━━ THE RECORDS ━━
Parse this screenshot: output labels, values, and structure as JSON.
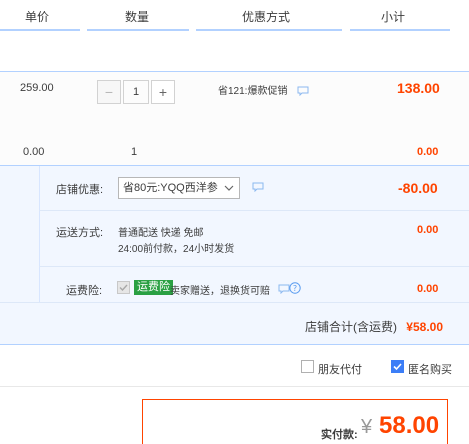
{
  "header": {
    "col_price": "单价",
    "col_qty": "数量",
    "col_promo": "优惠方式",
    "col_subtotal": "小计"
  },
  "item": {
    "price": "259.00",
    "quantity": "1",
    "promo": "省121:爆款促销",
    "subtotal": "138.00"
  },
  "sub_item": {
    "price": "0.00",
    "quantity": "1",
    "subtotal": "0.00"
  },
  "shop": {
    "discount_label": "店铺优惠:",
    "discount_selected": "省80元:YQQ西洋参",
    "discount_amount": "-80.00",
    "shipping_label": "运送方式:",
    "shipping_method": "普通配送 快递 免邮",
    "shipping_note": "24:00前付款，24小时发货",
    "shipping_amount": "0.00",
    "insurance_label": "运费险:",
    "insurance_tag": "运费险",
    "insurance_desc": "卖家赠送，退换货可赔",
    "insurance_amount": "0.00",
    "total_label": "店铺合计(含运费)",
    "total_amount": "¥58.00"
  },
  "options": {
    "friend_pay": "朋友代付",
    "anonymous": "匿名购买"
  },
  "payment": {
    "label": "实付款:",
    "currency": "¥",
    "amount": "58.00"
  },
  "colors": {
    "accent": "#ff4400",
    "blue_line": "#b2d1ff",
    "checkbox_blue": "#3c7ef7",
    "tag_green": "#2aa043"
  }
}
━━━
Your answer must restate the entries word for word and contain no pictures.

• _SOLUTION FOR THIS TASK_:
Parse this screenshot: output labels, values, and structure as JSON.
{
  "header": {
    "col_price": "单价",
    "col_qty": "数量",
    "col_promo": "优惠方式",
    "col_subtotal": "小计"
  },
  "item": {
    "price": "259.00",
    "quantity": "1",
    "promo": "省121:爆款促销",
    "subtotal": "138.00"
  },
  "sub_item": {
    "price": "0.00",
    "quantity": "1",
    "subtotal": "0.00"
  },
  "shop": {
    "discount_label": "店铺优惠:",
    "discount_selected": "省80元:YQQ西洋参",
    "discount_amount": "-80.00",
    "shipping_label": "运送方式:",
    "shipping_method": "普通配送 快递 免邮",
    "shipping_note": "24:00前付款，24小时发货",
    "shipping_amount": "0.00",
    "insurance_label": "运费险:",
    "insurance_tag": "运费险",
    "insurance_desc": "卖家赠送，退换货可赔",
    "insurance_amount": "0.00",
    "total_label": "店铺合计(含运费)",
    "total_amount": "¥58.00"
  },
  "options": {
    "friend_pay": "朋友代付",
    "anonymous": "匿名购买"
  },
  "payment": {
    "label": "实付款:",
    "currency": "¥",
    "amount": "58.00"
  },
  "colors": {
    "accent": "#ff4400",
    "blue_line": "#b2d1ff",
    "checkbox_blue": "#3c7ef7",
    "tag_green": "#2aa043"
  }
}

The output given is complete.